  • + some Evernote tips (and more available freebies)

Evernote Genealogy Templates

The forms include a five-generation pedigree chart and a very basic family group sheet or family summary. All of the Evernote "templates" are available in our free Resource Library.

Customizable Genealogy Forms in Evernote

Part of the reason these forms are in Evernote is to allow you to customize them easily. The pedigree chart probably requires less customization but requires the formatting to remain consistent. The family group sheet can be customized as much or as little as you want.

So here are some suggestions for using these forms. There isn't a right or wrong answer, though. I tried to keep these simple, so you had plenty of choices.

Pedigree Chart

This is a very basic pedigree chart. Evernote gives you almost no formatting options for a table, so there weren't a lot of choices, anyway. The easiest way to create a pedigree chart is from genealogy software. If you are going to type it manually, such as with this form, there should be a good reason. I would use the pedigree chart as a formatted table of contents or cross-reference. I would put in links, so the chart is functional, not just something to see five generations at a glance. The links could be to anything you want but to the appropriate family group sheet would be an easy, consistent option.

Family Group Sheet

This is the most basic family group sheet I could create. When I started genealogy, I recorded all my research findings on pedigree charts and family group sheets (I obviously took notes, too). This ended up giving me tunnel vision; I focused on what fit on my family group sheet.

The only reason I overcame the tunnel vision was my desire to learn more. When I was finally able to learn more, I went crazy and learned everything I could. It was like going from 1st grade to high school. The jump sort of "reset" my genealogical thinking.

Because of my experience, I don't want to provide something that will give you tunnel vision and leave you stuck in the 1st grade (unknown to you) for years.

Once again, you can use links in this form so it can be a cross-reference. You may also want to use it as a very basic summary. Your other option is to expand it and make it fully customized.

If you are thinking of additional pieces of information to put on your family group sheet (as opposed to copying a standard form), tunnel vision isn't a problem. You're just using a form instead of writing a report.

FYI, your family group sheet cannot take the place of a report or memo. It can be the part that presents the names, dates, and place (with sources). You still need to be able to record narrative ideas (instead of "facts") such as issues you've encountered.

That's all I'm going to say about reporting. There are lots of articles online to help you learn more and find offline resources, as well. Just realize that the family group sheet is not where your genealogy ends.

Evernote Tip

If you want a cross-reference, here is an idea. Evernote allows you to create saved searches, however, it doesn't appear you can create a link to those searches (on the desktop versions they can be added to your "shortcuts" but I'm talking about a link within a note just as you can link from one note to another).

Saved searches are just advanced searches that you can choose from the search bar instead of retyping.
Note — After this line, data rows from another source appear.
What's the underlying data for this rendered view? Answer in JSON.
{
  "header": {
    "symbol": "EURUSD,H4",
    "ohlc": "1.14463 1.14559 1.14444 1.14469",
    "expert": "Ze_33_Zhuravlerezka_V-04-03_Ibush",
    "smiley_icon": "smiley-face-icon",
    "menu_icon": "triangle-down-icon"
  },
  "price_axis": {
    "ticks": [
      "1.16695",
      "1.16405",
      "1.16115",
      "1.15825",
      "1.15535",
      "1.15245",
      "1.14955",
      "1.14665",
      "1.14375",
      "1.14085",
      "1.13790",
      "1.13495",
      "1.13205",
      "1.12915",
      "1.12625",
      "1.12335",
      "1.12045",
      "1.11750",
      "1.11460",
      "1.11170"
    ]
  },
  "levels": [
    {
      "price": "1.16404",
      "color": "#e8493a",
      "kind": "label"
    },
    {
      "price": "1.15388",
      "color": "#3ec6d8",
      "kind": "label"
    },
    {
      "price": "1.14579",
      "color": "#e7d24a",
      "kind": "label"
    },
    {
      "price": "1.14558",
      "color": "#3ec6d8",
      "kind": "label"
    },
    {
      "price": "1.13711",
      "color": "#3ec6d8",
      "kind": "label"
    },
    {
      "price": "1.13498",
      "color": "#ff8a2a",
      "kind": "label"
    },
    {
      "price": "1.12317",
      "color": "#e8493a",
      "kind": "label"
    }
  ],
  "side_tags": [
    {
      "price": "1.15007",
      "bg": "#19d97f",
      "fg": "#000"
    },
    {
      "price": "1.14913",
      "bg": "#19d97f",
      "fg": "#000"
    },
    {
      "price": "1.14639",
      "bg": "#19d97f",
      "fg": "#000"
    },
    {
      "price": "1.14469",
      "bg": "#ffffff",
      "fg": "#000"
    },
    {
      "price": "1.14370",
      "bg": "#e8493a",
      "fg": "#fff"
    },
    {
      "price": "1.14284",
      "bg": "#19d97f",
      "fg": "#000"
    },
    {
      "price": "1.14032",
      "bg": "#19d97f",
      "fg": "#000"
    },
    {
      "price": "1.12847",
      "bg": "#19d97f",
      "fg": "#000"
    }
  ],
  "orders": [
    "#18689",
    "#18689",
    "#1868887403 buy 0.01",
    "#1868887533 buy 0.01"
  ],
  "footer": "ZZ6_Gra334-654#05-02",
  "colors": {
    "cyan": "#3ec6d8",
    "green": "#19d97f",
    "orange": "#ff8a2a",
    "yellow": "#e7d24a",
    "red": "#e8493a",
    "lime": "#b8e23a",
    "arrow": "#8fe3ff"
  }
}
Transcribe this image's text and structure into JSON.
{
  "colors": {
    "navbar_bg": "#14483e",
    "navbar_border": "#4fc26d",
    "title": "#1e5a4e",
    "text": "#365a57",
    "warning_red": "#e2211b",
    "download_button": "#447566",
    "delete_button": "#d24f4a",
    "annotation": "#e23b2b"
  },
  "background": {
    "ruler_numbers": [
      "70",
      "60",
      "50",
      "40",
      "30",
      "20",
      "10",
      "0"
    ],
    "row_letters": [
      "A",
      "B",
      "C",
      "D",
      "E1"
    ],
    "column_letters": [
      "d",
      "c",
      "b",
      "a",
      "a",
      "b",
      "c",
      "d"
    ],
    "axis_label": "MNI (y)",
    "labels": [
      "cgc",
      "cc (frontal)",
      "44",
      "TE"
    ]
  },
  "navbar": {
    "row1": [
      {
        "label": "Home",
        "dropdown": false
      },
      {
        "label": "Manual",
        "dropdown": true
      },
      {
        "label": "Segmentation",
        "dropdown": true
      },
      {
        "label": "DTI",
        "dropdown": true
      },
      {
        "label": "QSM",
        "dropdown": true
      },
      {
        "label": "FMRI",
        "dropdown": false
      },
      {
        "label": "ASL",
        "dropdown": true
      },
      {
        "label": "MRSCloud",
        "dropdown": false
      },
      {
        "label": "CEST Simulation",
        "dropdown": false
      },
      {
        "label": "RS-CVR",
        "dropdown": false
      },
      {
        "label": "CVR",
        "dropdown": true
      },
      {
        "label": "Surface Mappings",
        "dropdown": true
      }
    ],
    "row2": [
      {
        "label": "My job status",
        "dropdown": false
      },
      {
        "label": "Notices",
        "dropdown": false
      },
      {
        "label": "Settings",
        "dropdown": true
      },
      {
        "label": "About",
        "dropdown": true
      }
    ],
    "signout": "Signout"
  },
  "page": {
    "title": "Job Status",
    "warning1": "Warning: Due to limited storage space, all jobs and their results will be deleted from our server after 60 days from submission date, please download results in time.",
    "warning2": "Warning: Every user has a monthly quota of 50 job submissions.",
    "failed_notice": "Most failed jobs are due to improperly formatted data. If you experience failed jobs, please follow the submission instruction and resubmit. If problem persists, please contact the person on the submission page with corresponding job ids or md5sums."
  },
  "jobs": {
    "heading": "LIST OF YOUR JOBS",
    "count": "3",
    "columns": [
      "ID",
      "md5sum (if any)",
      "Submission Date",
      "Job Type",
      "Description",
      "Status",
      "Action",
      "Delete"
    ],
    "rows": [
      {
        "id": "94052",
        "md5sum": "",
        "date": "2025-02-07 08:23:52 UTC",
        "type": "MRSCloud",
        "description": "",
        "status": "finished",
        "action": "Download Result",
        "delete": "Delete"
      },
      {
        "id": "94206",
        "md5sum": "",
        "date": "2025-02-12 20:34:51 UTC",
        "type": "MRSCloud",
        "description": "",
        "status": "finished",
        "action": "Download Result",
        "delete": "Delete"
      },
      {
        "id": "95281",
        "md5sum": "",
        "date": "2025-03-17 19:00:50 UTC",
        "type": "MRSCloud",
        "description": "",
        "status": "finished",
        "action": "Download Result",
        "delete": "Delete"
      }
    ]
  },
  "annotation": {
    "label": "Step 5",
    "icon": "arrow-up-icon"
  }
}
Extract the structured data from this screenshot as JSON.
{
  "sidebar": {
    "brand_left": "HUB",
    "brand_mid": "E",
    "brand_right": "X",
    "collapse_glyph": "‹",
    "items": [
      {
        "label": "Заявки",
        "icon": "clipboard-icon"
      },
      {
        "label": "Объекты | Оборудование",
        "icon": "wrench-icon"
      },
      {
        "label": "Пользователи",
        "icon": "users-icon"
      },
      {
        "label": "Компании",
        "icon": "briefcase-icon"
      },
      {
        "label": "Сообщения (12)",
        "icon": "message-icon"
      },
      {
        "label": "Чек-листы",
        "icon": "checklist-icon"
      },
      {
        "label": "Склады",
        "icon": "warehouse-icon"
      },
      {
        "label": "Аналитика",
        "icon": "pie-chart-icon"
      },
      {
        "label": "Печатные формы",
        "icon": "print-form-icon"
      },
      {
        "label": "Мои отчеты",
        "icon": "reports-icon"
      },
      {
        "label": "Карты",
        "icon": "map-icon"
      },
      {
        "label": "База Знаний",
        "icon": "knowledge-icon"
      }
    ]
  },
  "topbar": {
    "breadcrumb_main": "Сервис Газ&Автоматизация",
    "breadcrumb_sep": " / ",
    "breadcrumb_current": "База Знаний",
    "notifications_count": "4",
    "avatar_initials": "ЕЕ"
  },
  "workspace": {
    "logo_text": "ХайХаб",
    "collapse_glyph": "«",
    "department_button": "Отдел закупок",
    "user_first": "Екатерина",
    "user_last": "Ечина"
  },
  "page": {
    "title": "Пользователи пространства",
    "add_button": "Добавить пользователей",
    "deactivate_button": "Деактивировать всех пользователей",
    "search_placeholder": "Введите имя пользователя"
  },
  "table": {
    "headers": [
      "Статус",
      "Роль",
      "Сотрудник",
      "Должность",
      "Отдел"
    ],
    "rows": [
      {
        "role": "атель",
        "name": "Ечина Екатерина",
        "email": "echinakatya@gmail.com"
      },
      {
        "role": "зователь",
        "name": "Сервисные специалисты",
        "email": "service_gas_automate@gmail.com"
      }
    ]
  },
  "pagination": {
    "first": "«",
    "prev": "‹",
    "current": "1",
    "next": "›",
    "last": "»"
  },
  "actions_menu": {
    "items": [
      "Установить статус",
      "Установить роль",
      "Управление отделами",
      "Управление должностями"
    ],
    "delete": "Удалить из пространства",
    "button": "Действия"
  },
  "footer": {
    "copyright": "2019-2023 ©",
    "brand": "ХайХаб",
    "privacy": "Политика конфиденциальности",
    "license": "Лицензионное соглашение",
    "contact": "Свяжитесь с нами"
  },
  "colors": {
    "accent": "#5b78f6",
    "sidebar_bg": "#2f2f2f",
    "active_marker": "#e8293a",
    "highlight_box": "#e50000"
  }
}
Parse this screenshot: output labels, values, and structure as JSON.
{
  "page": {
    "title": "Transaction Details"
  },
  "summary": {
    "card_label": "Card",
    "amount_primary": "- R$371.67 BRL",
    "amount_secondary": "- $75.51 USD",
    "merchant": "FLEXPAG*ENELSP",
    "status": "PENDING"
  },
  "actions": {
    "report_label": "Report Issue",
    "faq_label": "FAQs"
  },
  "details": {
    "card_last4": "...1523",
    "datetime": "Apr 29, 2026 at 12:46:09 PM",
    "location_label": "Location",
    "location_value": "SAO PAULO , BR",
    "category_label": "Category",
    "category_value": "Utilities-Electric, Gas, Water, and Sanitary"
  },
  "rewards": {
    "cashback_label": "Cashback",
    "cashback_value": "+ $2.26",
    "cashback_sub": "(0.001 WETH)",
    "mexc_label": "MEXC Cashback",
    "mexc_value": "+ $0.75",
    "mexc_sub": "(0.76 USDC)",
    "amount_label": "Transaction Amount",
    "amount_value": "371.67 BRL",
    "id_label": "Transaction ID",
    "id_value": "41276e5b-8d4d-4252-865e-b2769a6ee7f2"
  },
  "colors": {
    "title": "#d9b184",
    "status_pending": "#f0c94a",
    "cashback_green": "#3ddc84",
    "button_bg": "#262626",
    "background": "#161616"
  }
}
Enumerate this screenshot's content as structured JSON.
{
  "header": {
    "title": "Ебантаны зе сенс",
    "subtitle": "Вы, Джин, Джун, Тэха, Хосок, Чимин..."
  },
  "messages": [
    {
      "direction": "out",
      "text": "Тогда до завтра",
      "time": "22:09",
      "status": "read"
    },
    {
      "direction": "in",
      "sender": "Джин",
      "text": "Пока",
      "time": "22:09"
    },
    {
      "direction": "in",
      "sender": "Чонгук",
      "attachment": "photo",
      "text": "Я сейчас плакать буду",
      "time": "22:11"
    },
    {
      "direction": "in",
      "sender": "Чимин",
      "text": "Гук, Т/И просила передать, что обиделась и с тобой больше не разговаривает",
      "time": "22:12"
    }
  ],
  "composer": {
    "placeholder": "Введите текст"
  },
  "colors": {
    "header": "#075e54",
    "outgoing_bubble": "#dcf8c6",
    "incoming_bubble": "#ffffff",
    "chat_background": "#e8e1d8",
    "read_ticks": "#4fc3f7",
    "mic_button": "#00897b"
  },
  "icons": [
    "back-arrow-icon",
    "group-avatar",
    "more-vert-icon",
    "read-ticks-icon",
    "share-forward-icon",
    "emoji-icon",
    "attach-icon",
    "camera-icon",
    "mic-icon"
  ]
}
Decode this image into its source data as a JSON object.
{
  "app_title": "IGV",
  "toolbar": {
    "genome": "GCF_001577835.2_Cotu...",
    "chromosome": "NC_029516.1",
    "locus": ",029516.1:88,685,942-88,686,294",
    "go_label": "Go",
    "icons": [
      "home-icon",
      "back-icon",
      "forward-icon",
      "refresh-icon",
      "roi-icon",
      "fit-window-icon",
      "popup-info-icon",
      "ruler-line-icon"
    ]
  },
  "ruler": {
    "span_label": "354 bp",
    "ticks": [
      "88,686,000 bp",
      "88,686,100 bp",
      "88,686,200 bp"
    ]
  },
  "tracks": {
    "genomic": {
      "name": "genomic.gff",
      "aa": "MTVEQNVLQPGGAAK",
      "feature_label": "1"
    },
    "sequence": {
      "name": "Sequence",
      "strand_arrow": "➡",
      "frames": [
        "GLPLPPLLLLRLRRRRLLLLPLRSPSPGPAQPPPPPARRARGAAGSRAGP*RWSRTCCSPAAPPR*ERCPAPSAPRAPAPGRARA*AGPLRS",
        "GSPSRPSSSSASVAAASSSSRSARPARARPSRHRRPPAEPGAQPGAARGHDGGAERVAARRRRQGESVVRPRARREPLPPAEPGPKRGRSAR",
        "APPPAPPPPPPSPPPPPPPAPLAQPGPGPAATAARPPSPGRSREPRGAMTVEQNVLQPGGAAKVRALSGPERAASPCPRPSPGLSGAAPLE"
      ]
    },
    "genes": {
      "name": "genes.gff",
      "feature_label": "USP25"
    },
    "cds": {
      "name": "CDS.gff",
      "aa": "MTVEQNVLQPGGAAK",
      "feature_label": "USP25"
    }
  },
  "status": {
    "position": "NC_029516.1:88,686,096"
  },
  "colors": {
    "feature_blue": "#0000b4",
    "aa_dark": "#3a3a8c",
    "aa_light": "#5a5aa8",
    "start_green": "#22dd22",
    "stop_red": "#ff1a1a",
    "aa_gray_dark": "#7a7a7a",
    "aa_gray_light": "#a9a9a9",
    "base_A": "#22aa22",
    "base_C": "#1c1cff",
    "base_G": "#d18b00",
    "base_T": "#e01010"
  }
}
If you have multiple notes you want "linked" to one item on your family group sheet (or any cross-reference note), just copy and paste the search text to the note. You will then copy and paste it to the search bar when you need it.

It would be nice if saved search links would become an option in Evernote and they might at some point. This is a workaround that should work now and on any Evernote platform. Using this technique can also help you think about how you want to organize your genealogy in Evernote. You want an efficient combination of notebooks and tags to pull up a select group of notes.

Both of these forms used to be the standards for a beginning genealogist. I'm not sure how much they are used now that there are many options for free online trees.

If you are recording your research results in Evernote, a pedigree chart, and a family group sheet can be good organizational tools. On paper, they summarized findings. Electronically they can be a table of contents to everything else you've recorded, found, or kept on a research subject.